ASSIGNMENT:
All entries below need to be written out exactly, but without their pictures.

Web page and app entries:
______

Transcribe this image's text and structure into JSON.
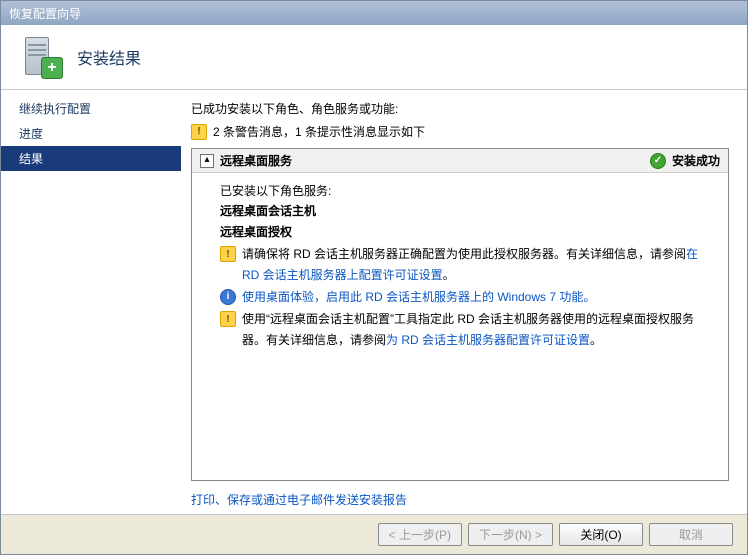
{
  "titlebar": {
    "title": "恢复配置向导"
  },
  "header": {
    "heading": "安装结果"
  },
  "sidebar": {
    "items": [
      {
        "label": "继续执行配置"
      },
      {
        "label": "进度"
      },
      {
        "label": "结果"
      }
    ]
  },
  "content": {
    "intro": "已成功安装以下角色、角色服务或功能:",
    "summary": "2 条警告消息，1 条提示性消息显示如下",
    "role": {
      "name": "远程桌面服务",
      "status": "安装成功",
      "services_label": "已安装以下角色服务:",
      "services": [
        "远程桌面会话主机",
        "远程桌面授权"
      ],
      "messages": [
        {
          "type": "warning",
          "pre": "请确保将 RD 会话主机服务器正确配置为使用此授权服务器。有关详细信息，请参阅",
          "link": "在 RD 会话主机服务器上配置许可证设置",
          "post": "。"
        },
        {
          "type": "info",
          "pre": "",
          "link": "使用桌面体验，启用此 RD 会话主机服务器上的 Windows 7 功能。",
          "post": ""
        },
        {
          "type": "warning",
          "pre": "使用“远程桌面会话主机配置”工具指定此 RD 会话主机服务器使用的远程桌面授权服务器。有关详细信息，请参阅",
          "link": "为 RD 会话主机服务器配置许可证设置",
          "post": "。"
        }
      ]
    },
    "report_link": "打印、保存或通过电子邮件发送安装报告"
  },
  "buttons": {
    "back": "< 上一步(P)",
    "next": "下一步(N) >",
    "close": "关闭(O)",
    "cancel": "取消"
  }
}
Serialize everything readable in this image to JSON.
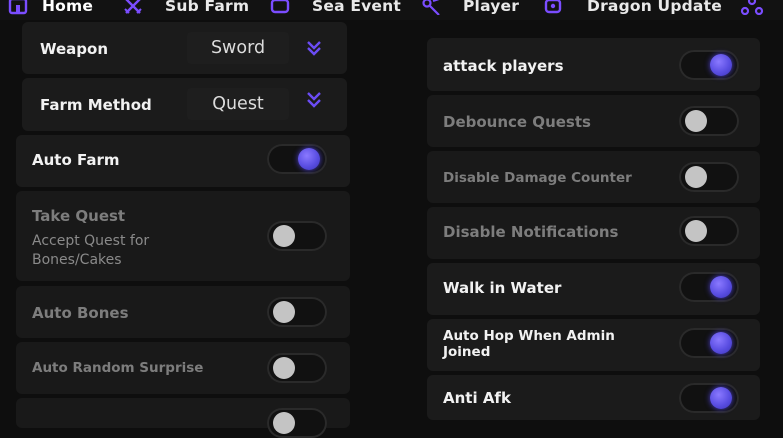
{
  "tabs": [
    {
      "label": "Home",
      "icon": "home-icon",
      "active": true
    },
    {
      "label": "Sub Farm",
      "icon": "crossed-swords-icon",
      "active": false
    },
    {
      "label": "Sea Event",
      "icon": "ship-icon",
      "active": false
    },
    {
      "label": "Player",
      "icon": "player-icon",
      "active": false
    },
    {
      "label": "Dragon Update",
      "icon": "dragon-icon",
      "active": false
    },
    {
      "label": "",
      "icon": "settings-icon",
      "active": false
    }
  ],
  "left": {
    "weapon": {
      "label": "Weapon",
      "value": "Sword"
    },
    "farm_method": {
      "label": "Farm Method",
      "value": "Quest"
    },
    "auto_farm": {
      "label": "Auto Farm",
      "on": true
    },
    "take_quest": {
      "label": "Take Quest",
      "desc": "Accept Quest for Bones/Cakes",
      "on": false
    },
    "auto_bones": {
      "label": "Auto Bones",
      "on": false
    },
    "auto_random_surprise": {
      "label": "Auto Random Surprise",
      "on": false
    }
  },
  "right": {
    "attack_players": {
      "label": "attack players",
      "on": true
    },
    "debounce_quests": {
      "label": "Debounce Quests",
      "on": false
    },
    "disable_damage_counter": {
      "label": "Disable Damage Counter",
      "on": false
    },
    "disable_notifications": {
      "label": "Disable Notifications",
      "on": false
    },
    "walk_in_water": {
      "label": "Walk in Water",
      "on": true
    },
    "auto_hop_admin": {
      "label": "Auto Hop When Admin Joined",
      "on": true
    },
    "anti_afk": {
      "label": "Anti Afk",
      "on": true
    }
  },
  "colors": {
    "accent": "#6b5cf0",
    "card": "#1b1b1b",
    "background": "#0e0e0e"
  }
}
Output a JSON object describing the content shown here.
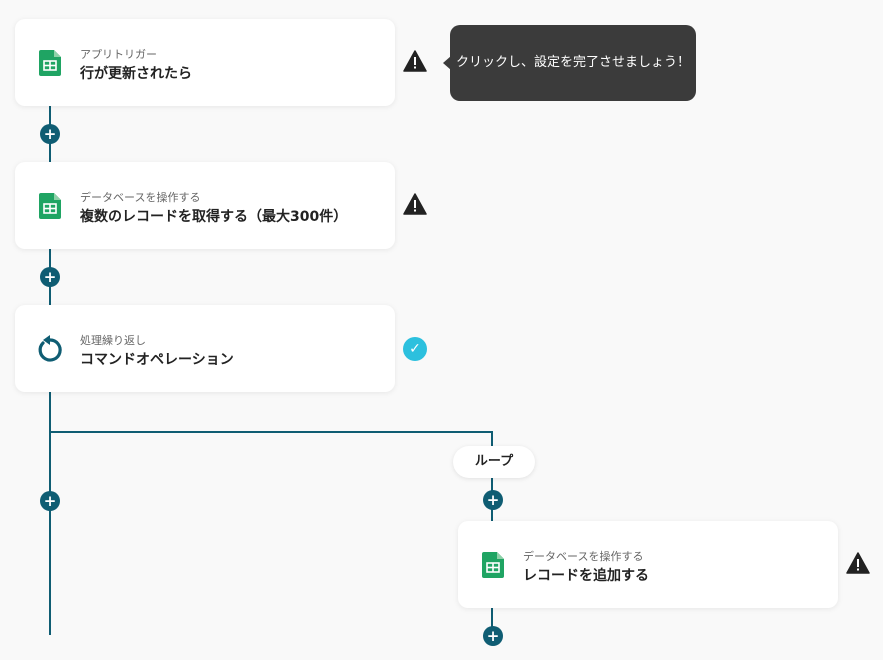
{
  "steps": [
    {
      "subtitle": "アプリトリガー",
      "title": "行が更新されたら",
      "icon": "google-sheets-icon",
      "status": "warning"
    },
    {
      "subtitle": "データベースを操作する",
      "title": "複数のレコードを取得する（最大300件）",
      "icon": "google-sheets-icon",
      "status": "warning"
    },
    {
      "subtitle": "処理繰り返し",
      "title": "コマンドオペレーション",
      "icon": "loop-icon",
      "status": "complete"
    },
    {
      "subtitle": "データベースを操作する",
      "title": "レコードを追加する",
      "icon": "google-sheets-icon",
      "status": "warning"
    }
  ],
  "tooltip": {
    "text": "クリックし、設定を完了させましょう！"
  },
  "loop": {
    "label": "ループ"
  },
  "add_button": {
    "glyph": "+"
  },
  "colors": {
    "connector": "#0f5d73",
    "check": "#2cc0de",
    "sheets": "#1fa463",
    "warning": "#222222",
    "tooltip_bg": "#3b3b3b"
  }
}
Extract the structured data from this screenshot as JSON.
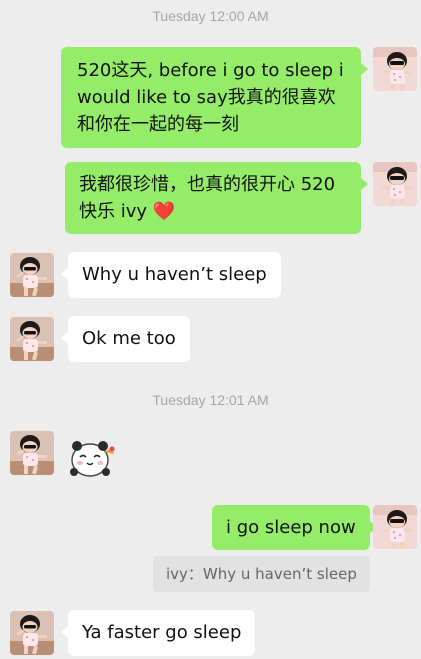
{
  "chat": {
    "timestamp_1": "Tuesday 12:00 AM",
    "timestamp_2": "Tuesday 12:01 AM",
    "messages": [
      {
        "from": "me",
        "text": "520这天, before i go to sleep i would like to say我真的很喜欢和你在一起的每一刻"
      },
      {
        "from": "me",
        "text": "我都很珍惜，也真的很开心 520 快乐 ivy",
        "emoji": "❤️",
        "emoji_name": "red-heart"
      },
      {
        "from": "them",
        "text": "Why u haven’t sleep"
      },
      {
        "from": "them",
        "text": "Ok me too"
      },
      {
        "from": "them",
        "sticker": "panda-sticker"
      },
      {
        "from": "me",
        "text": "i go sleep now",
        "quote": "ivy：Why u haven’t sleep"
      },
      {
        "from": "them",
        "text": "Ya faster go sleep"
      }
    ]
  },
  "colors": {
    "background": "#ededed",
    "my_bubble": "#95ec69",
    "their_bubble": "#ffffff",
    "quote_bg": "#e2e2e2",
    "timestamp": "#a6a6a6"
  },
  "avatars": {
    "me": "sunglasses-girl-avatar",
    "them": "dancing-girl-avatar"
  }
}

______

RESULT OF THIS TASK:
Transcribe this image's text and structure into JSON.
{
  "titlebar": {
    "title": "恢复配置向导"
  },
  "header": {
    "heading": "安装结果"
  },
  "sidebar": {
    "items": [
      {
        "label": "继续执行配置"
      },
      {
        "label": "进度"
      },
      {
        "label": "结果"
      }
    ]
  },
  "content": {
    "intro": "已成功安装以下角色、角色服务或功能:",
    "summary": "2 条警告消息，1 条提示性消息显示如下",
    "role": {
      "name": "远程桌面服务",
      "status": "安装成功",
      "services_label": "已安装以下角色服务:",
      "services": [
        "远程桌面会话主机",
        "远程桌面授权"
      ],
      "messages": [
        {
          "type": "warning",
          "pre": "请确保将 RD 会话主机服务器正确配置为使用此授权服务器。有关详细信息，请参阅",
          "link": "在 RD 会话主机服务器上配置许可证设置",
          "post": "。"
        },
        {
          "type": "info",
          "pre": "",
          "link": "使用桌面体验，启用此 RD 会话主机服务器上的 Windows 7 功能。",
          "post": ""
        },
        {
          "type": "warning",
          "pre": "使用“远程桌面会话主机配置”工具指定此 RD 会话主机服务器使用的远程桌面授权服务器。有关详细信息，请参阅",
          "link": "为 RD 会话主机服务器配置许可证设置",
          "post": "。"
        }
      ]
    },
    "report_link": "打印、保存或通过电子邮件发送安装报告"
  },
  "buttons": {
    "back": "< 上一步(P)",
    "next": "下一步(N) >",
    "close": "关闭(O)",
    "cancel": "取消"
  }
}
Serialize everything readable in this image to JSON.
{
  "tabs": [
    {
      "label": "Home",
      "icon": "home-icon",
      "active": true
    },
    {
      "label": "Sub Farm",
      "icon": "crossed-swords-icon",
      "active": false
    },
    {
      "label": "Sea Event",
      "icon": "ship-icon",
      "active": false
    },
    {
      "label": "Player",
      "icon": "player-icon",
      "active": false
    },
    {
      "label": "Dragon Update",
      "icon": "dragon-icon",
      "active": false
    },
    {
      "label": "",
      "icon": "settings-icon",
      "active": false
    }
  ],
  "left": {
    "weapon": {
      "label": "Weapon",
      "value": "Sword"
    },
    "farm_method": {
      "label": "Farm Method",
      "value": "Quest"
    },
    "auto_farm": {
      "label": "Auto Farm",
      "on": true
    },
    "take_quest": {
      "label": "Take Quest",
      "desc": "Accept Quest for Bones/Cakes",
      "on": false
    },
    "auto_bones": {
      "label": "Auto Bones",
      "on": false
    },
    "auto_random_surprise": {
      "label": "Auto Random Surprise",
      "on": false
    }
  },
  "right": {
    "attack_players": {
      "label": "attack players",
      "on": true
    },
    "debounce_quests": {
      "label": "Debounce Quests",
      "on": false
    },
    "disable_damage_counter": {
      "label": "Disable Damage Counter",
      "on": false
    },
    "disable_notifications": {
      "label": "Disable Notifications",
      "on": false
    },
    "walk_in_water": {
      "label": "Walk in Water",
      "on": true
    },
    "auto_hop_admin": {
      "label": "Auto Hop When Admin Joined",
      "on": true
    },
    "anti_afk": {
      "label": "Anti Afk",
      "on": true
    }
  },
  "colors": {
    "accent": "#6b5cf0",
    "card": "#1b1b1b",
    "background": "#0e0e0e"
  }
}
Output a JSON object describing the content shown here.
{
  "steps": [
    {
      "subtitle": "アプリトリガー",
      "title": "行が更新されたら",
      "icon": "google-sheets-icon",
      "status": "warning"
    },
    {
      "subtitle": "データベースを操作する",
      "title": "複数のレコードを取得する（最大300件）",
      "icon": "google-sheets-icon",
      "status": "warning"
    },
    {
      "subtitle": "処理繰り返し",
      "title": "コマンドオペレーション",
      "icon": "loop-icon",
      "status": "complete"
    },
    {
      "subtitle": "データベースを操作する",
      "title": "レコードを追加する",
      "icon": "google-sheets-icon",
      "status": "warning"
    }
  ],
  "tooltip": {
    "text": "クリックし、設定を完了させましょう！"
  },
  "loop": {
    "label": "ループ"
  },
  "add_button": {
    "glyph": "+"
  },
  "colors": {
    "connector": "#0f5d73",
    "check": "#2cc0de",
    "sheets": "#1fa463",
    "warning": "#222222",
    "tooltip_bg": "#3b3b3b"
  }
}
Extract the structured data from this screenshot as JSON.
{
  "chat": {
    "timestamp_1": "Tuesday 12:00 AM",
    "timestamp_2": "Tuesday 12:01 AM",
    "messages": [
      {
        "from": "me",
        "text": "520这天, before i go to sleep i would like to say我真的很喜欢和你在一起的每一刻"
      },
      {
        "from": "me",
        "text": "我都很珍惜，也真的很开心 520 快乐 ivy",
        "emoji": "❤️",
        "emoji_name": "red-heart"
      },
      {
        "from": "them",
        "text": "Why u haven’t sleep"
      },
      {
        "from": "them",
        "text": "Ok me too"
      },
      {
        "from": "them",
        "sticker": "panda-sticker"
      },
      {
        "from": "me",
        "text": "i go sleep now",
        "quote": "ivy：Why u haven’t sleep"
      },
      {
        "from": "them",
        "text": "Ya faster go sleep"
      }
    ]
  },
  "colors": {
    "background": "#ededed",
    "my_bubble": "#95ec69",
    "their_bubble": "#ffffff",
    "quote_bg": "#e2e2e2",
    "timestamp": "#a6a6a6"
  },
  "avatars": {
    "me": "sunglasses-girl-avatar",
    "them": "dancing-girl-avatar"
  }
}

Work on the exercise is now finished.